Exercise aim. Please print out the entries below unchanged and skip the images.

Dataset records.
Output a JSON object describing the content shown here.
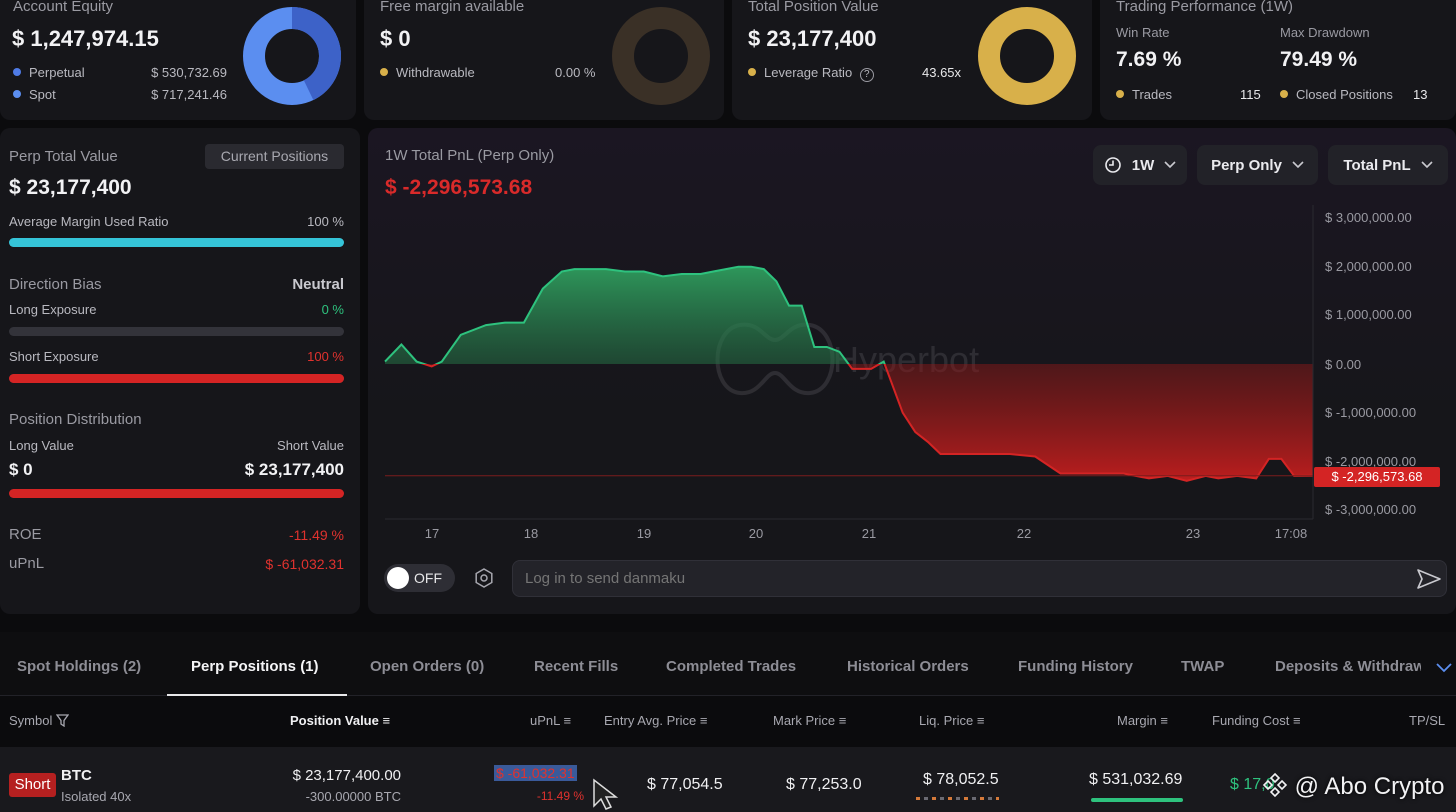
{
  "summary": {
    "equity": {
      "title": "Account Equity",
      "value": "$ 1,247,974.15",
      "rows": [
        {
          "label": "Perpetual",
          "value": "$ 530,732.69"
        },
        {
          "label": "Spot",
          "value": "$ 717,241.46"
        }
      ]
    },
    "margin": {
      "title": "Free margin available",
      "value": "$ 0",
      "row_label": "Withdrawable",
      "row_value": "0.00 %"
    },
    "position": {
      "title": "Total Position Value",
      "value": "$ 23,177,400",
      "row_label": "Leverage Ratio",
      "row_value": "43.65x"
    },
    "performance": {
      "title": "Trading Performance (1W)",
      "win_rate_label": "Win Rate",
      "win_rate": "7.69 %",
      "drawdown_label": "Max Drawdown",
      "drawdown": "79.49 %",
      "trades_label": "Trades",
      "trades": "115",
      "closed_label": "Closed Positions",
      "closed": "13"
    }
  },
  "perp": {
    "title": "Perp Total Value",
    "button": "Current Positions",
    "value": "$ 23,177,400",
    "margin_label": "Average Margin Used Ratio",
    "margin_value": "100 %",
    "margin_fill": 1.0,
    "bias_label": "Direction Bias",
    "bias_value": "Neutral",
    "long_label": "Long Exposure",
    "long_value": "0 %",
    "long_fill": 0.0,
    "short_label": "Short Exposure",
    "short_value": "100 %",
    "short_fill": 1.0,
    "dist_label": "Position Distribution",
    "long_value_label": "Long Value",
    "short_value_label": "Short Value",
    "long_amount": "$ 0",
    "short_amount": "$ 23,177,400",
    "roe_label": "ROE",
    "roe": "-11.49 %",
    "upnl_label": "uPnL",
    "upnl": "$ -61,032.31"
  },
  "pnl": {
    "title": "1W Total PnL (Perp Only)",
    "value": "$ -2,296,573.68",
    "controls": {
      "period": "1W",
      "scope": "Perp Only",
      "metric": "Total PnL"
    },
    "watermark": "Hyperbot",
    "current_label": "$ -2,296,573.68",
    "toggle": "OFF",
    "danmaku_placeholder": "Log in to send danmaku"
  },
  "chart_data": {
    "type": "area",
    "title": "1W Total PnL (Perp Only)",
    "x_tick_labels": [
      "17",
      "18",
      "19",
      "20",
      "21",
      "22",
      "23",
      "17:08"
    ],
    "y_tick_labels": [
      "$ 3,000,000.00",
      "$ 2,000,000.00",
      "$ 1,000,000.00",
      "$ 0.00",
      "$ -1,000,000.00",
      "$ -2,000,000.00",
      "$ -3,000,000.00"
    ],
    "ylim": [
      -3000000,
      3000000
    ],
    "xlim": [
      16.55,
      23.9
    ],
    "x": [
      16.55,
      16.68,
      16.8,
      16.92,
      17.0,
      17.15,
      17.35,
      17.5,
      17.65,
      17.8,
      17.95,
      18.05,
      18.15,
      18.3,
      18.45,
      18.6,
      18.75,
      18.9,
      19.05,
      19.15,
      19.25,
      19.35,
      19.45,
      19.55,
      19.65,
      19.75,
      19.85,
      19.95,
      20.05,
      20.15,
      20.25,
      20.4,
      20.5,
      20.65,
      20.75,
      20.85,
      20.95,
      21.1,
      21.3,
      21.5,
      21.7,
      21.9,
      22.0,
      22.2,
      22.4,
      22.6,
      22.75,
      22.9,
      23.05,
      23.15,
      23.3,
      23.45,
      23.55,
      23.65,
      23.75,
      23.9
    ],
    "y": [
      50000,
      400000,
      50000,
      -50000,
      50000,
      600000,
      800000,
      850000,
      850000,
      1550000,
      1900000,
      1950000,
      1950000,
      1950000,
      1900000,
      1900000,
      1800000,
      1850000,
      1850000,
      1900000,
      1950000,
      2000000,
      2000000,
      1950000,
      1700000,
      1200000,
      1200000,
      350000,
      350000,
      250000,
      -100000,
      -100000,
      50000,
      -1000000,
      -1400000,
      -1600000,
      -1850000,
      -1850000,
      -1850000,
      -1850000,
      -1900000,
      -2250000,
      -2250000,
      -2250000,
      -2250000,
      -2350000,
      -2300000,
      -2400000,
      -2300000,
      -2350000,
      -2300000,
      -2350000,
      -1950000,
      -1950000,
      -2300000,
      -2296573.68
    ]
  },
  "tabs": [
    "Spot Holdings (2)",
    "Perp Positions (1)",
    "Open Orders (0)",
    "Recent Fills",
    "Completed Trades",
    "Historical Orders",
    "Funding History",
    "TWAP",
    "Deposits & Withdraw"
  ],
  "table": {
    "headers": [
      "Symbol",
      "Position Value",
      "uPnL",
      "Entry Avg. Price",
      "Mark Price",
      "Liq. Price",
      "Margin",
      "Funding Cost",
      "TP/SL"
    ],
    "row": {
      "side": "Short",
      "symbol": "BTC",
      "mode": "Isolated 40x",
      "position_value": "$ 23,177,400.00",
      "position_size": "-300.00000 BTC",
      "upnl": "$ -61,032.31",
      "upnl_pct": "-11.49 %",
      "entry": "$ 77,054.5",
      "mark": "$ 77,253.0",
      "liq": "$ 78,052.5",
      "margin": "$ 531,032.69",
      "funding": "$ 17,0"
    }
  },
  "watermark_text": "@ Abo Crypto",
  "colors": {
    "blue": "#4f7be6",
    "gold": "#d8b04a",
    "cyan": "#35c4d8",
    "red": "#e0322e",
    "green": "#2ec27e"
  }
}
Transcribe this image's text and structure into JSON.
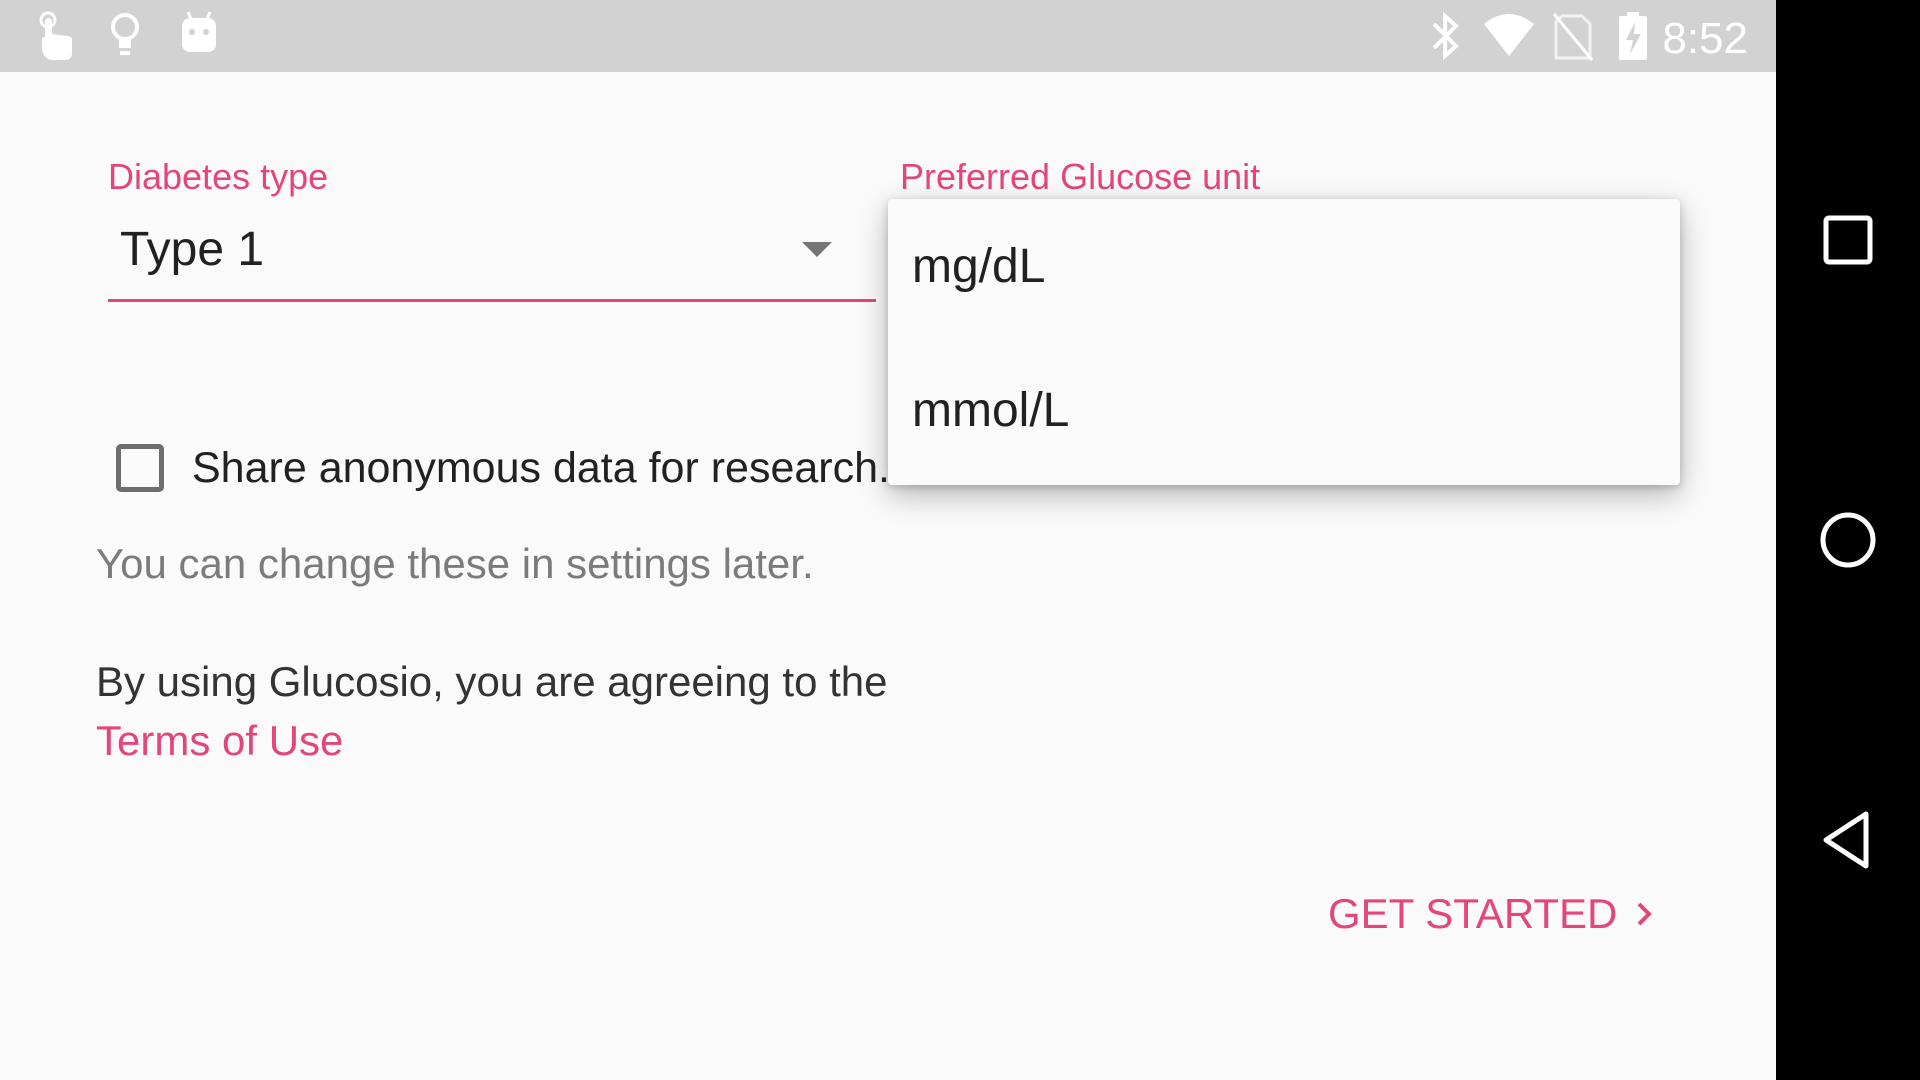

Reply.
Output a JSON object describing the content shown here.
{
  "summary": {
    "equity": {
      "title": "Account Equity",
      "value": "$ 1,247,974.15",
      "rows": [
        {
          "label": "Perpetual",
          "value": "$ 530,732.69"
        },
        {
          "label": "Spot",
          "value": "$ 717,241.46"
        }
      ]
    },
    "margin": {
      "title": "Free margin available",
      "value": "$ 0",
      "row_label": "Withdrawable",
      "row_value": "0.00 %"
    },
    "position": {
      "title": "Total Position Value",
      "value": "$ 23,177,400",
      "row_label": "Leverage Ratio",
      "row_value": "43.65x"
    },
    "performance": {
      "title": "Trading Performance (1W)",
      "win_rate_label": "Win Rate",
      "win_rate": "7.69 %",
      "drawdown_label": "Max Drawdown",
      "drawdown": "79.49 %",
      "trades_label": "Trades",
      "trades": "115",
      "closed_label": "Closed Positions",
      "closed": "13"
    }
  },
  "perp": {
    "title": "Perp Total Value",
    "button": "Current Positions",
    "value": "$ 23,177,400",
    "margin_label": "Average Margin Used Ratio",
    "margin_value": "100 %",
    "margin_fill": 1.0,
    "bias_label": "Direction Bias",
    "bias_value": "Neutral",
    "long_label": "Long Exposure",
    "long_value": "0 %",
    "long_fill": 0.0,
    "short_label": "Short Exposure",
    "short_value": "100 %",
    "short_fill": 1.0,
    "dist_label": "Position Distribution",
    "long_value_label": "Long Value",
    "short_value_label": "Short Value",
    "long_amount": "$ 0",
    "short_amount": "$ 23,177,400",
    "roe_label": "ROE",
    "roe": "-11.49 %",
    "upnl_label": "uPnL",
    "upnl": "$ -61,032.31"
  },
  "pnl": {
    "title": "1W Total PnL (Perp Only)",
    "value": "$ -2,296,573.68",
    "controls": {
      "period": "1W",
      "scope": "Perp Only",
      "metric": "Total PnL"
    },
    "watermark": "Hyperbot",
    "current_label": "$ -2,296,573.68",
    "toggle": "OFF",
    "danmaku_placeholder": "Log in to send danmaku"
  },
  "chart_data": {
    "type": "area",
    "title": "1W Total PnL (Perp Only)",
    "x_tick_labels": [
      "17",
      "18",
      "19",
      "20",
      "21",
      "22",
      "23",
      "17:08"
    ],
    "y_tick_labels": [
      "$ 3,000,000.00",
      "$ 2,000,000.00",
      "$ 1,000,000.00",
      "$ 0.00",
      "$ -1,000,000.00",
      "$ -2,000,000.00",
      "$ -3,000,000.00"
    ],
    "ylim": [
      -3000000,
      3000000
    ],
    "xlim": [
      16.55,
      23.9
    ],
    "x": [
      16.55,
      16.68,
      16.8,
      16.92,
      17.0,
      17.15,
      17.35,
      17.5,
      17.65,
      17.8,
      17.95,
      18.05,
      18.15,
      18.3,
      18.45,
      18.6,
      18.75,
      18.9,
      19.05,
      19.15,
      19.25,
      19.35,
      19.45,
      19.55,
      19.65,
      19.75,
      19.85,
      19.95,
      20.05,
      20.15,
      20.25,
      20.4,
      20.5,
      20.65,
      20.75,
      20.85,
      20.95,
      21.1,
      21.3,
      21.5,
      21.7,
      21.9,
      22.0,
      22.2,
      22.4,
      22.6,
      22.75,
      22.9,
      23.05,
      23.15,
      23.3,
      23.45,
      23.55,
      23.65,
      23.75,
      23.9
    ],
    "y": [
      50000,
      400000,
      50000,
      -50000,
      50000,
      600000,
      800000,
      850000,
      850000,
      1550000,
      1900000,
      1950000,
      1950000,
      1950000,
      1900000,
      1900000,
      1800000,
      1850000,
      1850000,
      1900000,
      1950000,
      2000000,
      2000000,
      1950000,
      1700000,
      1200000,
      1200000,
      350000,
      350000,
      250000,
      -100000,
      -100000,
      50000,
      -1000000,
      -1400000,
      -1600000,
      -1850000,
      -1850000,
      -1850000,
      -1850000,
      -1900000,
      -2250000,
      -2250000,
      -2250000,
      -2250000,
      -2350000,
      -2300000,
      -2400000,
      -2300000,
      -2350000,
      -2300000,
      -2350000,
      -1950000,
      -1950000,
      -2300000,
      -2296573.68
    ]
  },
  "tabs": [
    "Spot Holdings (2)",
    "Perp Positions (1)",
    "Open Orders (0)",
    "Recent Fills",
    "Completed Trades",
    "Historical Orders",
    "Funding History",
    "TWAP",
    "Deposits & Withdraw"
  ],
  "table": {
    "headers": [
      "Symbol",
      "Position Value",
      "uPnL",
      "Entry Avg. Price",
      "Mark Price",
      "Liq. Price",
      "Margin",
      "Funding Cost",
      "TP/SL"
    ],
    "row": {
      "side": "Short",
      "symbol": "BTC",
      "mode": "Isolated 40x",
      "position_value": "$ 23,177,400.00",
      "position_size": "-300.00000 BTC",
      "upnl": "$ -61,032.31",
      "upnl_pct": "-11.49 %",
      "entry": "$ 77,054.5",
      "mark": "$ 77,253.0",
      "liq": "$ 78,052.5",
      "margin": "$ 531,032.69",
      "funding": "$ 17,0"
    }
  },
  "watermark_text": "@ Abo Crypto",
  "colors": {
    "blue": "#4f7be6",
    "gold": "#d8b04a",
    "cyan": "#35c4d8",
    "red": "#e0322e",
    "green": "#2ec27e"
  }
}
Transcribe this image's text and structure into JSON.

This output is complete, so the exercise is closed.